Universal and Gore Verbinski seem to be having a competition to see who can be crazier. Universal fired a big first shot back in 2008 when they signed a seven picture deal with Hasbro to make a whole series of board game movies. They seem to have wised up a bit as to what a ridiculous idea that is, as they’ve already ditched Monopoly and Magic: The Gathering movies, and they’ve now decided to cut ties with an adaptation of the murder mystery game Clue; but a strong case can still be made for their insanity. Mostly because Battleship will be coming out soon and will be the first of their seven picture deal that actually gets released. What would you rather see a movie about, a murder mystery or people blindly guessing as to which points on a grid are “hits”? Yeah, Universal seems to have completely lost their minds.
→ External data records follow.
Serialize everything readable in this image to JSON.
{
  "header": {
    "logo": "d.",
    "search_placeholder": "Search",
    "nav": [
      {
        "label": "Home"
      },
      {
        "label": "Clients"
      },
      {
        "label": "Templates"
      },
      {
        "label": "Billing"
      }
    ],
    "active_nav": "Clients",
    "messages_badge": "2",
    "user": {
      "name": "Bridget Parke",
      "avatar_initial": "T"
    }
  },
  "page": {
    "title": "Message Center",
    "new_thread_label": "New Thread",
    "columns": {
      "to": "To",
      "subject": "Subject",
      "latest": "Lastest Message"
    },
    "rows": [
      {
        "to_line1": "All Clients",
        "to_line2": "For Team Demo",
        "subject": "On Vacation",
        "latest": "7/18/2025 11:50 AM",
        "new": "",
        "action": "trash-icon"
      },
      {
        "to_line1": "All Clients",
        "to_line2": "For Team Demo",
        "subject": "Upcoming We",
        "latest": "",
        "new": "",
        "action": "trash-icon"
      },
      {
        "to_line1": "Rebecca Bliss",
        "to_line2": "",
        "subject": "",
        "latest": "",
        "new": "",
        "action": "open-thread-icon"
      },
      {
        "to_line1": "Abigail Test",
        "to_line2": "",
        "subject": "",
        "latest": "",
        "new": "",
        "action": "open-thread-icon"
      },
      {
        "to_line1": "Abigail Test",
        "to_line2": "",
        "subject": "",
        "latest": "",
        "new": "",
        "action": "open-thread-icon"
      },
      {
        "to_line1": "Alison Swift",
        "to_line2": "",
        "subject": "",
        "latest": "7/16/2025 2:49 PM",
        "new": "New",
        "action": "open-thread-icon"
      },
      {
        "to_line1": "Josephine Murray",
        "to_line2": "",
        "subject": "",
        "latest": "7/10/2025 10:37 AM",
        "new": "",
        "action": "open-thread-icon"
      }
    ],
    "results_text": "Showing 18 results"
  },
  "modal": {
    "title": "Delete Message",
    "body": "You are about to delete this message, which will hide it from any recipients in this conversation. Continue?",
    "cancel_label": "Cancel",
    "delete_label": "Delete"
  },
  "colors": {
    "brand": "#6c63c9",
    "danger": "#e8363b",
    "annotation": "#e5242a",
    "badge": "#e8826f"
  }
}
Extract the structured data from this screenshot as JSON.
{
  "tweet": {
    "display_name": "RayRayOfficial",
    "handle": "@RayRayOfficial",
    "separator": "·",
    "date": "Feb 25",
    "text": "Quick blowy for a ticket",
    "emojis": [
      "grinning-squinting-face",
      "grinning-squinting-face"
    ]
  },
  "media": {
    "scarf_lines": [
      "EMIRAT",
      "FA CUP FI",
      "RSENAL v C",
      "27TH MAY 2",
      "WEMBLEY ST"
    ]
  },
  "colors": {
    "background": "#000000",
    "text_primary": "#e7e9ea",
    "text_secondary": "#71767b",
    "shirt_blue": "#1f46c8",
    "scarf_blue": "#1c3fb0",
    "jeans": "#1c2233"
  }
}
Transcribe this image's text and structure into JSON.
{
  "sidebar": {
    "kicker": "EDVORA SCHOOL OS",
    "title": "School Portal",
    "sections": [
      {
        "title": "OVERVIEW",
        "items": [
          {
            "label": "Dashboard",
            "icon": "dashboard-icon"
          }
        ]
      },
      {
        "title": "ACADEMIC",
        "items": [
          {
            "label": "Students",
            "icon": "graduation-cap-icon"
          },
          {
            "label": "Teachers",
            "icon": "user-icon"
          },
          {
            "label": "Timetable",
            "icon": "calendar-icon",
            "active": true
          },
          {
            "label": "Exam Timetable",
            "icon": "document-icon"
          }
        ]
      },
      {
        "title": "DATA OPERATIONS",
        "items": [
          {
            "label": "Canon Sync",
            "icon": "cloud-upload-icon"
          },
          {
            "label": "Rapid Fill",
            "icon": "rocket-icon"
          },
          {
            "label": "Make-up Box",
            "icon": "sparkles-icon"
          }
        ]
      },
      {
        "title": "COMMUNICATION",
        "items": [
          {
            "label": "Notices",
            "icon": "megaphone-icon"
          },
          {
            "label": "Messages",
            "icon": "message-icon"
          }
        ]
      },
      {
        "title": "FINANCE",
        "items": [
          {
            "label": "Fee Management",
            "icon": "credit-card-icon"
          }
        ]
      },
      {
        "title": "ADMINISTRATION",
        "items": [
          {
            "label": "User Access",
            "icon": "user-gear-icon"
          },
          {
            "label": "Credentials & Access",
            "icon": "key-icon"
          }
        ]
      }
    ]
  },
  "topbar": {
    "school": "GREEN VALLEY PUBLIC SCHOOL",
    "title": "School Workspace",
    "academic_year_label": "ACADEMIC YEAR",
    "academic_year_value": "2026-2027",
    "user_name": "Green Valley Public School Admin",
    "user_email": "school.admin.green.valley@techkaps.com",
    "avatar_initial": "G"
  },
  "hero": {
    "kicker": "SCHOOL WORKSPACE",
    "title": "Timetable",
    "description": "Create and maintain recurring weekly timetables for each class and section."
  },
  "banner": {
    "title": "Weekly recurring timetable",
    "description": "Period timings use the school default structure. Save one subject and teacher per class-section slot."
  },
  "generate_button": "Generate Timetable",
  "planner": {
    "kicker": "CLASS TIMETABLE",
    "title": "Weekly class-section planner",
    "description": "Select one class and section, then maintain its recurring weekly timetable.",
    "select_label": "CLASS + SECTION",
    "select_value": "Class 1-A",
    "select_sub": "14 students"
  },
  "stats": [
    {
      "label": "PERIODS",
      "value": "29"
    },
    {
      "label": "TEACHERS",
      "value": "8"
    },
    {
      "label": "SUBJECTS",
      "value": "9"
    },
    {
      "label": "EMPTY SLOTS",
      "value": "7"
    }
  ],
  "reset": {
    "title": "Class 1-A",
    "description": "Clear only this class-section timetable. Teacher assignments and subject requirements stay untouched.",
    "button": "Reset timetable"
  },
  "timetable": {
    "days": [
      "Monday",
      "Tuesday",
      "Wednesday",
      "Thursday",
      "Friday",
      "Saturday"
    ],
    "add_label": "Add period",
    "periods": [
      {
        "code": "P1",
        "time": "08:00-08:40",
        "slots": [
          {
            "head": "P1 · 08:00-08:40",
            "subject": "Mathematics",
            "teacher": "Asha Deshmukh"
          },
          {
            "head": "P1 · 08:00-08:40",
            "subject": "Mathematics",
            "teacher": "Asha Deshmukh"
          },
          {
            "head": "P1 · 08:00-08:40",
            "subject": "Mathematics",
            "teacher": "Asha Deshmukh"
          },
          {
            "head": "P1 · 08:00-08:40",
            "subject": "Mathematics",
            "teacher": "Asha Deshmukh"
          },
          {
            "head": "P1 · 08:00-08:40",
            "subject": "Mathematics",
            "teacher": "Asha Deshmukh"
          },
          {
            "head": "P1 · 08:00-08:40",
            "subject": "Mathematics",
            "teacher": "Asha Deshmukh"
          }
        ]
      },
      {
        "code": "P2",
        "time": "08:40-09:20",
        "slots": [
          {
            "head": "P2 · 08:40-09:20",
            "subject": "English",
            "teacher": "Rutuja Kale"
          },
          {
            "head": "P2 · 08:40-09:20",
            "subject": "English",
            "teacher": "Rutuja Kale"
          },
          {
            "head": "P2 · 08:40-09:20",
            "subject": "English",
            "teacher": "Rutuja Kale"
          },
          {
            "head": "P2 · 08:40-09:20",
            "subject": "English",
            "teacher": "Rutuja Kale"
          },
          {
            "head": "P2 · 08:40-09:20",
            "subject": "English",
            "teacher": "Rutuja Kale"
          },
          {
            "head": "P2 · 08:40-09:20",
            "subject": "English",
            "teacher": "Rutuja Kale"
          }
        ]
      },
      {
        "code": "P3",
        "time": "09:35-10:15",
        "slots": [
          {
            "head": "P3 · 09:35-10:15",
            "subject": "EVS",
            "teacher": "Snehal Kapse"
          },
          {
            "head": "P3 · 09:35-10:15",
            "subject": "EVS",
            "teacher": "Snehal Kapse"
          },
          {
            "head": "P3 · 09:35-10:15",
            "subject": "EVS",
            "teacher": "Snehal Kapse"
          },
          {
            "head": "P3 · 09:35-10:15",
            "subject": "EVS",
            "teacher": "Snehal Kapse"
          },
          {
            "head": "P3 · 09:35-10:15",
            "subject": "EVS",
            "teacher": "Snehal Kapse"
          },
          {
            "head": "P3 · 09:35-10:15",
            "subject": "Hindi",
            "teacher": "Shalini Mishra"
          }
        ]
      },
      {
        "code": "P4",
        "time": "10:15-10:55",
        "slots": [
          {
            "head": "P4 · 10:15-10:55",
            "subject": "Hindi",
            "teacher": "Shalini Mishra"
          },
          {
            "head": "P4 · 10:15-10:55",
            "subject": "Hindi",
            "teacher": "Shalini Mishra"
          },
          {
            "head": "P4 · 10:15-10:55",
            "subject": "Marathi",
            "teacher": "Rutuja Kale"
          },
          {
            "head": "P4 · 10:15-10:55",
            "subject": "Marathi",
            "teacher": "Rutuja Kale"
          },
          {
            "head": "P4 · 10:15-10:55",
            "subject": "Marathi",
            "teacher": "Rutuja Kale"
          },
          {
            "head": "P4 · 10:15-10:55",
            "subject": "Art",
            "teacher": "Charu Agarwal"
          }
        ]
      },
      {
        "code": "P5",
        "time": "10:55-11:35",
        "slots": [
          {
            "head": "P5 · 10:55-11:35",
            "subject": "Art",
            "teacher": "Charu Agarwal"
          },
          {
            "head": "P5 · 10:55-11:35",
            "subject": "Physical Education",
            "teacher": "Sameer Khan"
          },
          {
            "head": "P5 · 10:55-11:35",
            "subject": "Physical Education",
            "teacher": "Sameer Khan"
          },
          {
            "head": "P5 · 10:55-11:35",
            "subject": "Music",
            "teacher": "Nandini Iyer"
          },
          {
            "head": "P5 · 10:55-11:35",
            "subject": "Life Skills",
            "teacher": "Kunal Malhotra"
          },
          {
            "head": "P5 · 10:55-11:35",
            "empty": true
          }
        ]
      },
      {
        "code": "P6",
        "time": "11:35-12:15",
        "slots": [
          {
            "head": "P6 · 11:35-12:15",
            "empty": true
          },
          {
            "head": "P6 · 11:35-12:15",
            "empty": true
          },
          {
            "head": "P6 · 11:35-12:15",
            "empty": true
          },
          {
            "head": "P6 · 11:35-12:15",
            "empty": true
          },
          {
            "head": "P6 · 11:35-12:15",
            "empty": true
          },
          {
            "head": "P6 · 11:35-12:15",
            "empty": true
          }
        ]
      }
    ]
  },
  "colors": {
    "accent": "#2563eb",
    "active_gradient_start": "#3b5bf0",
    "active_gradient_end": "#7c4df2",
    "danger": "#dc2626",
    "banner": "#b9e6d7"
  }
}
read more...

Cary Fukunaga will no doubt have a long and steady career because the young director came right out of the gate with the beautifully brilliant Sin Nombre and followed it up with a more than capable period piece in Jane Eyre. He’s an auteur who 1) is still building his style and 2) refuses to work within one genre. Even if he’s still developing his signature, hopefully Fukunaga will bring his sense of atmosphere and environment to his forthcoming sci-fi drama. Spaceless, according to The Hollywood Reporter, tells the story of “an assassin who wakes up inside a spacesuit tumbling helplessly through space, with a computer designed to keep him company until his air runs out. He must try to solve the mystery of his death, which began when he broke into an orbiting space station to carry out a hit. The man, however, begins to question his reality, unsure if he is succumbing to madness or in an artificially created environment.” It’s a fun idea (that certainly borrows from other ideas), and it’s great to see Fukunaga continue to elude definition. The director will also rework the spec script written by Jeff Vintar (no stranger to sci-fi himself), Gore Verbinski will produce, and it seems like the only actor not up for the role would be Sam Rockwell because, well, you know. There’s no way they could hire Sam Rockwell for this. They’re going to, aren’t they?

read more...

Culture Warrior

A genre nearly as old as filmmaking itself, the western thrived throughout the years of the studio system but has zigzagged across rough terrain for the past forty or so years. For the last fifteen-ish years, the struggling, commercially unfriendly genre was either manifested in a neoclassical nostalgic form limited in potential mass appeal (Appaloosa, Open Range) or in reimagined approaches that ran the gamut between contrived pap and inspired deconstructions (anything from Wild Wild West to The Assassination of Jesse James by the Coward Robert Ford). But last December, True Grit – a bona fide western remake that relied on the opportunities available in the genre’s conventions rather than bells, whistles, or ironic tongues in their respective cheeks – became a smash hit. Did this film reinvigorate a genre that was on life support, as the supposed revitalization of the musical is thought to have done a decade ago, or are westerns surviving by moving along a different route altogether? Three westerns released so far this year – Gore Verbinski’s Rango, Kelly Reichardt’s Meek’s Cutoff, and, as of this weekend, Jon Favreau’s Cowboys & Aliens – suggest mixed directions for the dusty ol’ genre.

read more...
NEXT PAGE  
Twitter button
Facebook button
Google+ button
RSS feed

published: 11.26.2014
B
published: 11.26.2014
B
published: 11.21.2014
D
published: 11.21.2014
B+


Some movie websites serve the consumer. Some serve the industry. At Film School Rejects, we serve at the pleasure of the connoisseur. We provide the best reviews, interviews and features to millions of dedicated movie fans who know what they love and love what they know. Because we, like you, simply love the art of the moving picture.
Fantastic Fest 2014
6 Filmmaking Tips: James Gunn
Got a Tip? Send it here:
editors@filmschoolrejects.com
Publisher:
Neil Miller
Managing Editor:
Scott Beggs
Associate Editors:
Rob Hunter
Kate Erbland
Christopher Campbell
All Rights Reserved © 2006-2014 Reject Media, LLC | Privacy Policy | Design & Development by Face3